And then about an hour into the park we spotted our first Joshua Tree. I slammed on the breaks and we all jumped out of the car and proceeded to take a bunch of photos. I am not sure whose idea it was, but we decided to take a series of semi-dangerous photos laying in the center of the road. I was the lookout and also the photographer (probably not a good idea to have the same person doing both of these things). But, all made it out safely and ran when the signal was given.
Back into the car where we proceeded to see hundreds (maybe even thousands) of Joshua Trees. The uglier, the better, we thought. And then of course, there were other interesting sights along the way. Keys View is probably the best place for a panoramic view of the south-central area of the park. From here you have an expansive view of the entire Coachella Valley (from Palm Springs all the way out to Indio along the line of the San Jacinto Moutains). The San Bernadino Range is to the west. Sometimes smog from Los Angeles (a 2-hour drive away) can obstruct views. But when we were there, all was clear. Nearby is Inspiration Peak and this is a nice place to take a hike if you want to go a bit higher.
One of the most famous sights in Joshua Tree is Skull Rock. The gigantic boulders in this part of the park are a must see – plan to spend some time in this area. There is a nice little hiking loop around here (1.7 miles) and takes about 1.5 hours with a difficulty level of: Easy. Or just pick a big rock, climb up, and watch other people climb (like I did).

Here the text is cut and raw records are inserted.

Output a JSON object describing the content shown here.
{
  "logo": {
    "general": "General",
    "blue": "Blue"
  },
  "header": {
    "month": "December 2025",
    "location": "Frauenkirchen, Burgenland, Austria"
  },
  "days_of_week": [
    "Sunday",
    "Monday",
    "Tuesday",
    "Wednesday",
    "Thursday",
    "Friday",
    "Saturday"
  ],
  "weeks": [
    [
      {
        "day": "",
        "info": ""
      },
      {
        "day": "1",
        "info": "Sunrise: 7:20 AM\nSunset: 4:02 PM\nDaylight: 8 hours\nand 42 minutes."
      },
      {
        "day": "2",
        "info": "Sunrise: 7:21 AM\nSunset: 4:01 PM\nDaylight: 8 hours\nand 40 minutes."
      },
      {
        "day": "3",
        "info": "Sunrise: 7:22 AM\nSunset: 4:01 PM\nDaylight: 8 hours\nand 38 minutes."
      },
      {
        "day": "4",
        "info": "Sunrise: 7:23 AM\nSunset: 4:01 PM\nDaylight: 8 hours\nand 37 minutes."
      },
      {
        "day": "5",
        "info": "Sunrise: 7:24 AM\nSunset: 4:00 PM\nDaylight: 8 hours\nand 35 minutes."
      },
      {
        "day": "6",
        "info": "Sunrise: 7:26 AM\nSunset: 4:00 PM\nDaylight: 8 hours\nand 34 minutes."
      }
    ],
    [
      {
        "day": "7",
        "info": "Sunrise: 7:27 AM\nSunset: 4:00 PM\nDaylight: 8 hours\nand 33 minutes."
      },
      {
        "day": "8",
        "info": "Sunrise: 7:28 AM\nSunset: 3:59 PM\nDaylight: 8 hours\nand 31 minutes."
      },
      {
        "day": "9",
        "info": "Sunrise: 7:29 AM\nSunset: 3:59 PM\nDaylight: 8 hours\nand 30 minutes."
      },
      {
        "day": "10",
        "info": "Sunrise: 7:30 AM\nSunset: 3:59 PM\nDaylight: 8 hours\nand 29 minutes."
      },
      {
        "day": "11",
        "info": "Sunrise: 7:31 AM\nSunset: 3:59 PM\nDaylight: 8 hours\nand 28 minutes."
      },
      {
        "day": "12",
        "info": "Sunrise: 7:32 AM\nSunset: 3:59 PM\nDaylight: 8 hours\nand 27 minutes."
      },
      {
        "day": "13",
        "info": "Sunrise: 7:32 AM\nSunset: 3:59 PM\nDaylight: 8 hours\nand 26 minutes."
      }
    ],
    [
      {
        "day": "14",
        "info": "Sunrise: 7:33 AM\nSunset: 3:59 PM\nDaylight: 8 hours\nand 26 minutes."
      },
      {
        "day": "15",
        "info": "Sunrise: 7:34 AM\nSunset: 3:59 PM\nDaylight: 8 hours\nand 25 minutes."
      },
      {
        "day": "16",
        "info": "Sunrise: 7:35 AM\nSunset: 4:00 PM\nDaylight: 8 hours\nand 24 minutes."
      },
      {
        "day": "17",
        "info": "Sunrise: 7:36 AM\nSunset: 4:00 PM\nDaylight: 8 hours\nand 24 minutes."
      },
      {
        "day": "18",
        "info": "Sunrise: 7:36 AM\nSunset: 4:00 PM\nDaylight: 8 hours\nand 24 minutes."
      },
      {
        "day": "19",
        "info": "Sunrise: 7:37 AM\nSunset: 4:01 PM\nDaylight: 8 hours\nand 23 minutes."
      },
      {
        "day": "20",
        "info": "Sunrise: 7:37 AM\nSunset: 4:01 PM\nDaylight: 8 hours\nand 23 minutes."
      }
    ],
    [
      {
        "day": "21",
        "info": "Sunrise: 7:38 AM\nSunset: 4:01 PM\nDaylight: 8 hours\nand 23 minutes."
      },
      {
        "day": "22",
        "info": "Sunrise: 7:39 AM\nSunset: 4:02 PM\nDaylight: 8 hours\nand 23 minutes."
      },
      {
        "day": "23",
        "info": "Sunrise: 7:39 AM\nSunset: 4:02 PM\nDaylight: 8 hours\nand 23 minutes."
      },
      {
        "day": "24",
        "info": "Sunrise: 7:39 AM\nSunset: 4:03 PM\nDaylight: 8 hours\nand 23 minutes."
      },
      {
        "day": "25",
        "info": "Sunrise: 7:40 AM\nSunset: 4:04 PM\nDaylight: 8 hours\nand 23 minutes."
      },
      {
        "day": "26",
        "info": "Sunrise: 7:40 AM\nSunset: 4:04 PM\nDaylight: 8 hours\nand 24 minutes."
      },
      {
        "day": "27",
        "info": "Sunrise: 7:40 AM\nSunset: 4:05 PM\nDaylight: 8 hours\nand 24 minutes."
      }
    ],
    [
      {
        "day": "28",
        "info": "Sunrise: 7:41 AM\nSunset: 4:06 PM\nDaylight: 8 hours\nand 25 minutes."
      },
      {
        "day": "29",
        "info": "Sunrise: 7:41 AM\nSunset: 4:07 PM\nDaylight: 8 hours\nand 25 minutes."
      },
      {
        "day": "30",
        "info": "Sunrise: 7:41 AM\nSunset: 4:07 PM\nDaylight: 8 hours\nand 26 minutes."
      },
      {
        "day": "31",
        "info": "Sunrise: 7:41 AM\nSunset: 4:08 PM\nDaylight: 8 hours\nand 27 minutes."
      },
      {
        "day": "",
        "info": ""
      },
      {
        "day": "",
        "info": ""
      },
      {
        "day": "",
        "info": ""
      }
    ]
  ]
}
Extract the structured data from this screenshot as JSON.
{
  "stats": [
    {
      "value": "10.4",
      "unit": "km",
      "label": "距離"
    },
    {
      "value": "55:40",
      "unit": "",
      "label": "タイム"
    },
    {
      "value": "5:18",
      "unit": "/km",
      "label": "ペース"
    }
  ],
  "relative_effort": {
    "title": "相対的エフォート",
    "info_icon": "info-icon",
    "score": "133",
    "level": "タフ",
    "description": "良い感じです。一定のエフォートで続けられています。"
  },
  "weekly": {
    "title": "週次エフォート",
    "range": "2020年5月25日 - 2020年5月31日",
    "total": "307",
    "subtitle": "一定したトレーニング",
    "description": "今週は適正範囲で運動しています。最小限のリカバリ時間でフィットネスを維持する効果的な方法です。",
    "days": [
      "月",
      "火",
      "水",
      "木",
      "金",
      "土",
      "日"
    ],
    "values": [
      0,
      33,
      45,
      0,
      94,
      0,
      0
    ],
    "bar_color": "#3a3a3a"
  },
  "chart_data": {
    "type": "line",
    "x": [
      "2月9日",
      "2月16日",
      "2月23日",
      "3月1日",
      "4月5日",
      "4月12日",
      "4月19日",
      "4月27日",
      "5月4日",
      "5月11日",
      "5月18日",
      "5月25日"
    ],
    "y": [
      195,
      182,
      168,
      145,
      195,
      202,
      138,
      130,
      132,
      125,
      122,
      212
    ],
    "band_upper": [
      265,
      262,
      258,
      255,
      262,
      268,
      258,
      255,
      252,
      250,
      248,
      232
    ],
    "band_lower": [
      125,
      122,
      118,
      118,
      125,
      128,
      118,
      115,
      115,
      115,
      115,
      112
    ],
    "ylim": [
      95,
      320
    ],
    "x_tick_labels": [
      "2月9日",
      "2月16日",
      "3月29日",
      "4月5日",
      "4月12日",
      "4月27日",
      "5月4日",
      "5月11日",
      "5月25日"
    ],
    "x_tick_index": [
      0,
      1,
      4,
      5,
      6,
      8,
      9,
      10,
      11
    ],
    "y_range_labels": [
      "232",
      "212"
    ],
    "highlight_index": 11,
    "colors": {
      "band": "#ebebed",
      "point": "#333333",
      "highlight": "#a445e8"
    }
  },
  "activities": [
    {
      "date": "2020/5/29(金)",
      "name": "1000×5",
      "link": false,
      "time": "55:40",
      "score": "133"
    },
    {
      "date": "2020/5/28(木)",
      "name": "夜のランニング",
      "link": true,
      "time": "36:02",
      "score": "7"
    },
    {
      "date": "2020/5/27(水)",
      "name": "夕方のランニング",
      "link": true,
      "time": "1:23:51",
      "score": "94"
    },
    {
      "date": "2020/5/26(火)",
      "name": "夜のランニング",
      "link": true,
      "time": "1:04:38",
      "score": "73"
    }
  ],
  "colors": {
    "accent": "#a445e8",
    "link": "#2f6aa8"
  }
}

We spent about 4 hours in the park – stopping the car and pulling over all along the way at interesting spots. Of course you could spend many more hours here and even do some camping and serious climbing, but if you only have a day – or even a half day, don’t miss checking out this National Park. The entrance fee is $20 per car and you can use the pass for a full week at no extra charge. Many guests here at the hotel have loved it so much, that they have gone back for a follow up visit to spend more time at the park. If you can stay for sunset – do it!
And if you’re not too tired on the way back to Palm Springs — or on your way to Las Vegas, check out Pioneer Town. Pioneer Town is about 25 minutes from the west entrace of the park. This was originally a 1940’s old western movie set where Roy Rogers and Gene Autrey frequently filmed TV westerns. On Main Street, you’ll see an old western saloon, bank, stables and of course these provide many photo opportunities along the way. Pappy & Harriets is a very popular restaurant, bar and music performance hall. Although I have not been there (closed Monday and Tuesdays when I’ve been there), I hear it is not to be missed – both food and music is excellent.
This trip to Joshua Tree started out because we wanted to re-create the famous U2 Joshua Tree album cover. One thing to note: we looked at the original U2 album cover together before we set out, but we forgot to take a screen shot of the album and since there is NO CELL SERVICE in Joshua Tree, we had to re-create it from memory – which explains why it’s not perfect, but also not really a copyright infringement (we hope)!
Important to note about this day trip…don’t forget to pack water and food because nothing is sold there. Jess had the bright idea to buy an inexpensive styrofoam cooler and fill it with ice from the hotel – which was genius. We now keep a closet full of coolers on hand for guests to borrow before they head out. Also – don’t forget to gas up before you enter the park…there are no gas stations in the park. There are however, compost port-a-potties along the way!!
If you’d like to suggest other must-see places to see in Joshua Tree National Park, please add a comment! Happy sightseeing!